EXERCISE INPUTS =>
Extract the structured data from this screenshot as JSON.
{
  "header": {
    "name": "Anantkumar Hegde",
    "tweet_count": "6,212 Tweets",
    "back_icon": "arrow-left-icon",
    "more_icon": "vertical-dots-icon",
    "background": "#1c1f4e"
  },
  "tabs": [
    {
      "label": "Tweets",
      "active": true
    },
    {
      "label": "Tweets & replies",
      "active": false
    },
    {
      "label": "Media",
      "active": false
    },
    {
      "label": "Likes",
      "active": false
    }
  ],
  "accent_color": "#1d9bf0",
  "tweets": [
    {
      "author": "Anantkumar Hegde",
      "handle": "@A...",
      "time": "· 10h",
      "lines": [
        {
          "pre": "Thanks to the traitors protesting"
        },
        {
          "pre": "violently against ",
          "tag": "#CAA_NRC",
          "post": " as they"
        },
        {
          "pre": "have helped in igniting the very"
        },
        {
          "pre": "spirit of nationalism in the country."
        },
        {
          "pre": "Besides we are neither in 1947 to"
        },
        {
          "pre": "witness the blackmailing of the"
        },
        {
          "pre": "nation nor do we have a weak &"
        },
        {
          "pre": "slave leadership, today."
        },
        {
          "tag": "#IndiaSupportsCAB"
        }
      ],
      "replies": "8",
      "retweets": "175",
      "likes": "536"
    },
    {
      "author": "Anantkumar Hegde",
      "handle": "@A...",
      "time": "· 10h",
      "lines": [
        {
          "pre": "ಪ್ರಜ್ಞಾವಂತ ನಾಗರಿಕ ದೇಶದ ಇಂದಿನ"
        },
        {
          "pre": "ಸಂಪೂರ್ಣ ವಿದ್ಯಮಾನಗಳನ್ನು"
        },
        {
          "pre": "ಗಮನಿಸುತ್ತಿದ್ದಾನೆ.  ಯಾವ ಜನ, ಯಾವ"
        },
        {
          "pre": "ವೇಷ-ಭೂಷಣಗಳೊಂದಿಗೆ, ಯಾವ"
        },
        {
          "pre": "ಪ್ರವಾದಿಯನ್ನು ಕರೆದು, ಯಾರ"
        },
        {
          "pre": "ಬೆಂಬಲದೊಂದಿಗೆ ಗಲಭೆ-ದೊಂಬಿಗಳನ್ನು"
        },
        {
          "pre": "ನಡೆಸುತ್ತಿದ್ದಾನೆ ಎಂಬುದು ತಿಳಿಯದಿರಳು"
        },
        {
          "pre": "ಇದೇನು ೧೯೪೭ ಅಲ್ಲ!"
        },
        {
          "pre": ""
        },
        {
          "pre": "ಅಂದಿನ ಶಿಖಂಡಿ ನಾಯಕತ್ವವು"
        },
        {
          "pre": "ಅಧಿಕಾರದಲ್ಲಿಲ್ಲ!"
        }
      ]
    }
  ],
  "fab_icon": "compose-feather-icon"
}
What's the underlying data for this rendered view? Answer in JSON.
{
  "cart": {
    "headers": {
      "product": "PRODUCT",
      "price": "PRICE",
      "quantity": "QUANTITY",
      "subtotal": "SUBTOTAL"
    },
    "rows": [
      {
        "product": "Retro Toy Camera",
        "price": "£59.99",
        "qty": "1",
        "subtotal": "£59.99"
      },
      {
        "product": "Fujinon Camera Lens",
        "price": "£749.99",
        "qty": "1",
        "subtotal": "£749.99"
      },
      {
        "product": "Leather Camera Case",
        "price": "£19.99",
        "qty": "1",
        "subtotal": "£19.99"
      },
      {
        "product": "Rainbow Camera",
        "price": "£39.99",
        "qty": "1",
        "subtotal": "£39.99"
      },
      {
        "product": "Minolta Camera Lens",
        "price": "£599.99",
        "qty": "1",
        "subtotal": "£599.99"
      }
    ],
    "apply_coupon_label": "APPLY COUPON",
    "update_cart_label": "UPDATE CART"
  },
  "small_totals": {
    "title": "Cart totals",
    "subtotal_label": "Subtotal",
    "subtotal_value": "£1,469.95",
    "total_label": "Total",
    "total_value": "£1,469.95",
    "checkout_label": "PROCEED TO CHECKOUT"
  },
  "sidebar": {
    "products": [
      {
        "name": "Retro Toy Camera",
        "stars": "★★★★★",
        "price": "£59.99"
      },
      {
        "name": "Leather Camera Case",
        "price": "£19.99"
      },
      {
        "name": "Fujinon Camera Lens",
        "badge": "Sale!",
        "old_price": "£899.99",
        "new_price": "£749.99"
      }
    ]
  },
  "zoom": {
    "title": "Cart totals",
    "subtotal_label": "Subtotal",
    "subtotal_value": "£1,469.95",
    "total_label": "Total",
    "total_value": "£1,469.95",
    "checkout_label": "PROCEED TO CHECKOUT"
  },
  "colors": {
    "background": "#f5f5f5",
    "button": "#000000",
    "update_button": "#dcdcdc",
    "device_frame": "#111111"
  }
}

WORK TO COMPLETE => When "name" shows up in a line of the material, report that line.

OUTPUT OF THE EXERCISE =>
    "name": "Anantkumar Hegde",
        "name": "Retro Toy Camera",
        "name": "Leather Camera Case",
        "name": "Fujinon Camera Lens",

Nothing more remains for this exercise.